- trustees of any scheme with assets of less than £100 million will need to carry out a review;
- this must be conducted against the terms available in three schemes that are either trust based schemes with more than £100 million of assets (in practice likely to be master trusts) or a personal pension scheme, with the trustees being of the view that at least one of such schemes would be prepared to accept a transfer of the scheme’s assets and liabilities;
- if the conclusion is that the scheme cannot provide good value, then the scheme must be wound up and DC benefits transferred to another scheme, in all likelihood a master trust;
- there are exceptions to this if the trustees can be realistically confident that they can fix their scheme’s – and potentially their own – shortcomings, or the winding-up would be more expensive than implementing a fix, or would cause valuable guarantees (eg guaranteed annuity rates) to be lost (although, in the case of the latter two exceptions, the expectation is that the trustees take action to ensure their scheme provides good value for members going forwards); and
- the trustees must report on this in the Chair’s Statement, and also to the Pensions Regulator as part of the Scheme Return.
This will affect:
- schemes which only provide DC benefits (unless they have less than 12 members, so SSASs and executive pension plans are effectively exempted);
- hybrid schemes with DC and DB sections;
- and DB schemes which hold DC benefits eg because DC benefits were granted on historic transfers into the scheme or where the scheme contracted-out on a protected rights basis historically and there are DC protected rights only benefits still in the scheme.
If a DB scheme’s only DC benefits are AVCs, then they are exempt.
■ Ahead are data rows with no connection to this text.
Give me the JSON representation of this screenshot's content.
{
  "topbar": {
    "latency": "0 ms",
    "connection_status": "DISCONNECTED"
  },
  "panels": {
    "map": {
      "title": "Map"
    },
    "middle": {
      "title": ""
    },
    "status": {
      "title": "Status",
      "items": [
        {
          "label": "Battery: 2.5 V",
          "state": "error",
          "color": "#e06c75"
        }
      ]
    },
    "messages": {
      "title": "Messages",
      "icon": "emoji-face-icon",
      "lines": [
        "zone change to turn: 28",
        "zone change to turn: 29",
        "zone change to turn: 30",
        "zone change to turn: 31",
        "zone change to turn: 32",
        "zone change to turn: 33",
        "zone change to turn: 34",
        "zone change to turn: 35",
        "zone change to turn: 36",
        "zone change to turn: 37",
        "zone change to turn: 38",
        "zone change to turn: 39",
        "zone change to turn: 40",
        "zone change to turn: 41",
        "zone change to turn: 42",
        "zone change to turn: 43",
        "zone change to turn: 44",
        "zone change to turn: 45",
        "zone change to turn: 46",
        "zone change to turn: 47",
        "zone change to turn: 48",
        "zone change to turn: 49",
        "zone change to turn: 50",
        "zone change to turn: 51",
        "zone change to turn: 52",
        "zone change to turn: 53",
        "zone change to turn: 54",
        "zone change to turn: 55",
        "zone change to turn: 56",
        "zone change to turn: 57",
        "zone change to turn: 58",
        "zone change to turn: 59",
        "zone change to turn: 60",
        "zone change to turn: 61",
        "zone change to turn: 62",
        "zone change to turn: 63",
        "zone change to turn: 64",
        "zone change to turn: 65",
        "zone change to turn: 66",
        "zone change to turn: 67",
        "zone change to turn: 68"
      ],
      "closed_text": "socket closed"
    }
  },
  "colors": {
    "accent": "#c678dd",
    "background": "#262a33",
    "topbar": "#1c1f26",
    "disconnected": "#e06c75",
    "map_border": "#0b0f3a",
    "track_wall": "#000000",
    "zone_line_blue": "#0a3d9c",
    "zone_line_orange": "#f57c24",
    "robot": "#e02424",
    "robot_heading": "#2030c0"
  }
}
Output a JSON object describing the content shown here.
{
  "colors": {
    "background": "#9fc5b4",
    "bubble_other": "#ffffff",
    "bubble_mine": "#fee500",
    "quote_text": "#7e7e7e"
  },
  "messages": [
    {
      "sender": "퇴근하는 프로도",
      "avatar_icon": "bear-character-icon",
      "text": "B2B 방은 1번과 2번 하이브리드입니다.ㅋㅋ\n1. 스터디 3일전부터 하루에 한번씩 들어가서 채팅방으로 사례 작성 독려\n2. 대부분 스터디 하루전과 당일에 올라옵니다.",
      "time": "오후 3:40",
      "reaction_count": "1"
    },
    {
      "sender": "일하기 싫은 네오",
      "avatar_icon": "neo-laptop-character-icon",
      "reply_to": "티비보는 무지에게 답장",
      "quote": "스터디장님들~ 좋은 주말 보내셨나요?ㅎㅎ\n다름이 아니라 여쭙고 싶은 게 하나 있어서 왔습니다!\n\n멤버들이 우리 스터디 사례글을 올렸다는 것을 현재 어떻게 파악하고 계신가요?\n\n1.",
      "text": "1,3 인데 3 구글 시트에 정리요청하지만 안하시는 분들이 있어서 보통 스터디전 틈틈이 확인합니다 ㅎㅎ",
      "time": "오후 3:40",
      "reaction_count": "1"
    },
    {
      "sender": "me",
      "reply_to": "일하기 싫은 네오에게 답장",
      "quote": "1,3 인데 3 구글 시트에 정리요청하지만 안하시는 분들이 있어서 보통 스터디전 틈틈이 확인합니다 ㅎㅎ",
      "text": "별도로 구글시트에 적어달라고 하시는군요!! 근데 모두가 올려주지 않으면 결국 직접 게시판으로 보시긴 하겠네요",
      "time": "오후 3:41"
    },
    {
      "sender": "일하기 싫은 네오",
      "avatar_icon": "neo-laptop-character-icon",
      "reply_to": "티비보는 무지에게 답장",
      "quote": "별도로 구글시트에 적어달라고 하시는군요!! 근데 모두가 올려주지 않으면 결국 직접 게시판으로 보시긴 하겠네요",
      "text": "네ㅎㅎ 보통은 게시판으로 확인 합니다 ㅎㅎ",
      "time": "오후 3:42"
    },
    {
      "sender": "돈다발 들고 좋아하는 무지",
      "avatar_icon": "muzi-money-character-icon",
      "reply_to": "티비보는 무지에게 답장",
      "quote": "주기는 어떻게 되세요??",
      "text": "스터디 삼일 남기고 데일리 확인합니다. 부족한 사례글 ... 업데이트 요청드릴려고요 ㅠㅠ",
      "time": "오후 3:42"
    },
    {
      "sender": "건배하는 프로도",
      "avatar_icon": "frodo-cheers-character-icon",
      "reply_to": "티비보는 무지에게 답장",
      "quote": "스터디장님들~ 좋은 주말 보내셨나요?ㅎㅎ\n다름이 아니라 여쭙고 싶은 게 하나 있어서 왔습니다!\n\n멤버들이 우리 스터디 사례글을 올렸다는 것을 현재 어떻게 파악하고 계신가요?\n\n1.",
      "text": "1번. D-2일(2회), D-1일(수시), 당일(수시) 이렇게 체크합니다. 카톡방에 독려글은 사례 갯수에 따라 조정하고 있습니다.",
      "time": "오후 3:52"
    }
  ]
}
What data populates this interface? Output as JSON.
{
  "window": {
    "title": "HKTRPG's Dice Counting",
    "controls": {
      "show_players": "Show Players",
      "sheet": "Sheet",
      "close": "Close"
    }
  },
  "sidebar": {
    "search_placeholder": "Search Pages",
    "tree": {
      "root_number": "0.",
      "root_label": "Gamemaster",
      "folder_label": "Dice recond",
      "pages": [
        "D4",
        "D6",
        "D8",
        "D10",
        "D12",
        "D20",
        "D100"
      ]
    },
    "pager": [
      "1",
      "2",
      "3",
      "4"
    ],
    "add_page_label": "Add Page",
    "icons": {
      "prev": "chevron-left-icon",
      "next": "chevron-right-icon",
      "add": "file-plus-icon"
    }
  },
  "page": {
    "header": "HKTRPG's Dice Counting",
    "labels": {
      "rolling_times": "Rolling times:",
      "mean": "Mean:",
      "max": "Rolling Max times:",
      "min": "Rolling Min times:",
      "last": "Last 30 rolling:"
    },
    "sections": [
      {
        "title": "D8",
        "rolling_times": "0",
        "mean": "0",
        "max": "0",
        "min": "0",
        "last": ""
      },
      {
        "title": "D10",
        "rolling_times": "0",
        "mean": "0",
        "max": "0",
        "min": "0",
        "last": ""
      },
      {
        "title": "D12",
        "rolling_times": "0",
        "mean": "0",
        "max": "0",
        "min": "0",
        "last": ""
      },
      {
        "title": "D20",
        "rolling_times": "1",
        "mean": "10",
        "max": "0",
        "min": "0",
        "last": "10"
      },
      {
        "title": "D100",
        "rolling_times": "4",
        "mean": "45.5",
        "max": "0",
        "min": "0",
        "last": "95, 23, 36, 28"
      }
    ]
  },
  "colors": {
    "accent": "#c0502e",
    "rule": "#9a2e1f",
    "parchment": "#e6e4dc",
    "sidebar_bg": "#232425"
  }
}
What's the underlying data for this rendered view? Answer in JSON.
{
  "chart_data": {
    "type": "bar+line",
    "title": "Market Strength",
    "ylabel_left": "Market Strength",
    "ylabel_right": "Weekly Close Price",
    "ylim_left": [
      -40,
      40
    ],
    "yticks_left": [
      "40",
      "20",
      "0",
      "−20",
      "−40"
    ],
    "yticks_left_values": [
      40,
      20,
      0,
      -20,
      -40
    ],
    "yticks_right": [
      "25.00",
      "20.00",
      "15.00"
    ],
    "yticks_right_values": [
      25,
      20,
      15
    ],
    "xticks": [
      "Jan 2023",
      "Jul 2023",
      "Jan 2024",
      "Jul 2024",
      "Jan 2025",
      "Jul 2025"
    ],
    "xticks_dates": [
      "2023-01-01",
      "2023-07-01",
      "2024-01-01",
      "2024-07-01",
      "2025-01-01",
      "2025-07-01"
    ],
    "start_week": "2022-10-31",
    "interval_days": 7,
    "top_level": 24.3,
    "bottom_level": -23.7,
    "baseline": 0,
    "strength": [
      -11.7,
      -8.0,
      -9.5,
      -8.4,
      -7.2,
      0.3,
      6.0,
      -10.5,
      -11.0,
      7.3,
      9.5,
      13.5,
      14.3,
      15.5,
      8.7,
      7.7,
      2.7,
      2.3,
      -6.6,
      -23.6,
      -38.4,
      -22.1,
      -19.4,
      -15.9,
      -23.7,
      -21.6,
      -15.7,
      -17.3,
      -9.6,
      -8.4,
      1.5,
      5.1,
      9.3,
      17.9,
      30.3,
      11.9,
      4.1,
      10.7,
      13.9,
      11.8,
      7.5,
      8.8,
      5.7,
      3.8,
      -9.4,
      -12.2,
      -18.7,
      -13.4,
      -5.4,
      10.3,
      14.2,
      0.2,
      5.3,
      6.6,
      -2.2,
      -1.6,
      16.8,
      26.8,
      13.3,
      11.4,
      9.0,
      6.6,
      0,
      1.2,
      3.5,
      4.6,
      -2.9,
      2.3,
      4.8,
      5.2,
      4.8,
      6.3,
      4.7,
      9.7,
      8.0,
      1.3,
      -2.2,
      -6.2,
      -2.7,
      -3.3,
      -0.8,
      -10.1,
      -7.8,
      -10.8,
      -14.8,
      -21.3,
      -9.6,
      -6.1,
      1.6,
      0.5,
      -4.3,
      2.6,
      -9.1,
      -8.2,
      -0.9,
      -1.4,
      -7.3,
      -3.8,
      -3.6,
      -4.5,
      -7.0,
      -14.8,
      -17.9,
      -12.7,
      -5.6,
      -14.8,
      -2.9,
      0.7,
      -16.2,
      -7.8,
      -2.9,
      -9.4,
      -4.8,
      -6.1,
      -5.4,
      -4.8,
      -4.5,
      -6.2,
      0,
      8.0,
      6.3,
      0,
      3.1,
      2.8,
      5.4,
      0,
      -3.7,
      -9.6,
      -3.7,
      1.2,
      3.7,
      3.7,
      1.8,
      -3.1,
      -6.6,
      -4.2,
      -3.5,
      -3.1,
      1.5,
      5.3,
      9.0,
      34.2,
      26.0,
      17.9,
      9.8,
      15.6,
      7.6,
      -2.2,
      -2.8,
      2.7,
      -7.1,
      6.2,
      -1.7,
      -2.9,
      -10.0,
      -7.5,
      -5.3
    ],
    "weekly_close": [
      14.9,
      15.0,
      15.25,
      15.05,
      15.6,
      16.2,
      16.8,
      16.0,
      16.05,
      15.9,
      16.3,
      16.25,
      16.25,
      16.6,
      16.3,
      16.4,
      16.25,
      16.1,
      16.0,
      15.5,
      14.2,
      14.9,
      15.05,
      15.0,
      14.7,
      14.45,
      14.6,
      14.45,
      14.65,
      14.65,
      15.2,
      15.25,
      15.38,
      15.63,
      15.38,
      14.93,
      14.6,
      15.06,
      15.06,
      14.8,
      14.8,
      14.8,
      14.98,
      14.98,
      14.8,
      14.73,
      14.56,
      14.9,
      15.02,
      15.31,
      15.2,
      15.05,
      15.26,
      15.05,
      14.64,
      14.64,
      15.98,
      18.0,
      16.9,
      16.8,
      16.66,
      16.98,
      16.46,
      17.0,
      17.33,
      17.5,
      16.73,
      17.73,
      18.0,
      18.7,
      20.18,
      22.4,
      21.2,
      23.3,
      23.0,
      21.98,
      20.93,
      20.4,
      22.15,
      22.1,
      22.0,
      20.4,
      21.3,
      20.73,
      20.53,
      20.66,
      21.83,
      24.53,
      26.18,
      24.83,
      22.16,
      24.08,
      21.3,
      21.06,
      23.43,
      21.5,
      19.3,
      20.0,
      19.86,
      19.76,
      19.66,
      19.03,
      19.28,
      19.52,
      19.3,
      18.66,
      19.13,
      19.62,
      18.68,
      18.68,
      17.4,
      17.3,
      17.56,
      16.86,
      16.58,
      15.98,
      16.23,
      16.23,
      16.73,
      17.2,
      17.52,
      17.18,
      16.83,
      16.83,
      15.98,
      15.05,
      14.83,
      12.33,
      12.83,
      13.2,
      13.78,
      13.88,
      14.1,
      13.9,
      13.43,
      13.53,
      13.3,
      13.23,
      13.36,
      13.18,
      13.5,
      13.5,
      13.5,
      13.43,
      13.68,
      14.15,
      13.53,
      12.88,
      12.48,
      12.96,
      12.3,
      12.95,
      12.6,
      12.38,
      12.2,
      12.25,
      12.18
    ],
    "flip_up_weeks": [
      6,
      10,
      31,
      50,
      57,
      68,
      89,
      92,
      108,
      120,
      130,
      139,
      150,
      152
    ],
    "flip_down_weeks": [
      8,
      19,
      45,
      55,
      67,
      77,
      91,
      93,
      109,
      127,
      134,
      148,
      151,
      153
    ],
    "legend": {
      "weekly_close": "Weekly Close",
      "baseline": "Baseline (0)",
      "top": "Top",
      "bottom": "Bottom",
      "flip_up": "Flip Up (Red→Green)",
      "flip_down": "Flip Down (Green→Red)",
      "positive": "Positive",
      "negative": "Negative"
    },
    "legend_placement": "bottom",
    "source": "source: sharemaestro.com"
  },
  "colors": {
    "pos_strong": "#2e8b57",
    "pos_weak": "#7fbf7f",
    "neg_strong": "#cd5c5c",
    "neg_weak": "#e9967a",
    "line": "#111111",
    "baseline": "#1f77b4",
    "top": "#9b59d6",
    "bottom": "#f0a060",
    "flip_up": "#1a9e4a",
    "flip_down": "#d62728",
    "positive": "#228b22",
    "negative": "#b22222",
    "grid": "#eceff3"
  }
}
In light of this new legislation, we expect that many trustees will consider it difficult to justify the potentially disproportionate increase in governance costs to both bring their scheme up to the required standards and carry out the rigorous assessments that will be required on an annual basis. Therefore we expect that, in conjunction with the sponsoring employer, trustees would decide the best course of action is to jump before they are pushed and wind up their DC scheme or take steps to strip DC benefits out of their DB scheme. Some trustees will decide this for themselves, others may seek advice on how they measure up against the new assessment criteria first.
As such, we recommend that action is taken to review the position and initiate any DC discontinuance project immediately. There is a strong possibility that capacity constraints in the market, both regarding advice and on-boarding to the new scheme, will mean early movers will be much better off. This action will involve the trustees and the employer working together with advisers to set up replacement pension arrangements as well as dealing with the winding-up of or termination of their existing DC arrangements. Any active members will need to be consulted.
We have extensive experience of the legal aspects of this process as a result of assisting clients who have already made the decision to stop providing DC benefits through their own scheme. This covers:
- processes for winding-up DC only schemes;
- stripping out DC benefits or DC sections from hybrid DC / DB schemes so that the scheme continues but with DB only benefits (without triggering any section 75 debt);
- advising on how benefits can be secured;
- considering the provisions of master trust arrangements for employers and whether they place any unusual or onerous obligations on employers;
- drafting and reviewing transfer agreements to master trusts or personal pension plans;
- ensuring structures are in place to prevent members losing any applicable tax protections;
- possible solutions for hybrid schemes where members have been allowed to use their DC benefits to provide tax free cash at retirement without having to give up their DB pension; and
- arrangements to discharge the trustees from liability, including indemnity and insurance protection.
We would be pleased to share this experience with you to help identify and implement the best way forward for you and your members.